Rebranding and revising messaging
We’ve revised all of our communications and marketing materials, including designing a new logo. that’s a good place to put our “hero statement”:
inCitu democratizes and speeds-up urban development by incentivizing community participation through immersive experiences. Our AR-powered platform layers planning proposals on top of the built environment, including visualizing their potential impact on their surrounding while effectively crowdsourcing residents’ feedback.
Building our Pipeline
From progressive developers, through emerging cities and consulting groups and to the most challenging communities in the US, we have a pipeline of super-exciting candidates to test inCitu in small- and large-scale pilots.
A PILOT allows residents to view a proposed development/change to their neighborhood in AR, to explore its impact on their surroundings, to give feedback on that proposal, and to share and raise awareness regarding it. Planners and developers get a deep knowledge about the public sentiment on their project, and the public needs and concerns overall.
If you happen to be (or know) an awesome developer or city official that could become our partner, please contact us: firstname.lastname@example.org
inCitu iOS app (V1)

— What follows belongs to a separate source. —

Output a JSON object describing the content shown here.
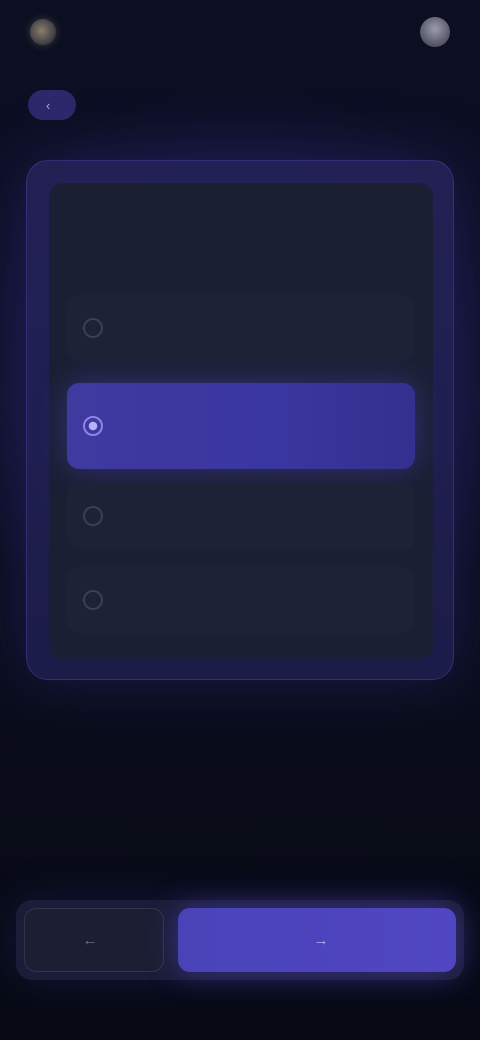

This was all still an idea only 6-months ago, and although we are still troubleshooting, seeing our vision up and live is no less than a dream come true. We are expected to officially launch within days and to start piloting beginning of the year!
Last baby of the year: inCitu.ar Inc
This December, I’ve officially incorporated our legal entity, which makes things even more real and more exciting. Trained in having babies in pairs, this inCitu new-born was a sweet closure to year 2020 (and don’t ask me which birth was harder)
What to expect in 2021
OK, 2020 taught us to put expectations aside… and still — below is what we plan for 2021:
- Conducting two first pilots in Q1 using our V1 build and incorporating the feedback and our learnings into V2 design and building.
- Starting a large-scale pilot beginning Q2 (multiple developments, community or city-wide) using V2 of our app. Improving the app as we iterate through it
- Have first subscribers by beginning of Q3
- Team building along Q3+Q4
2021 is going to be an exciting year! Hoping it will be a healthy, refreshing, fulfilling one. Contact us at hello@inCitu.us if you want to learn more.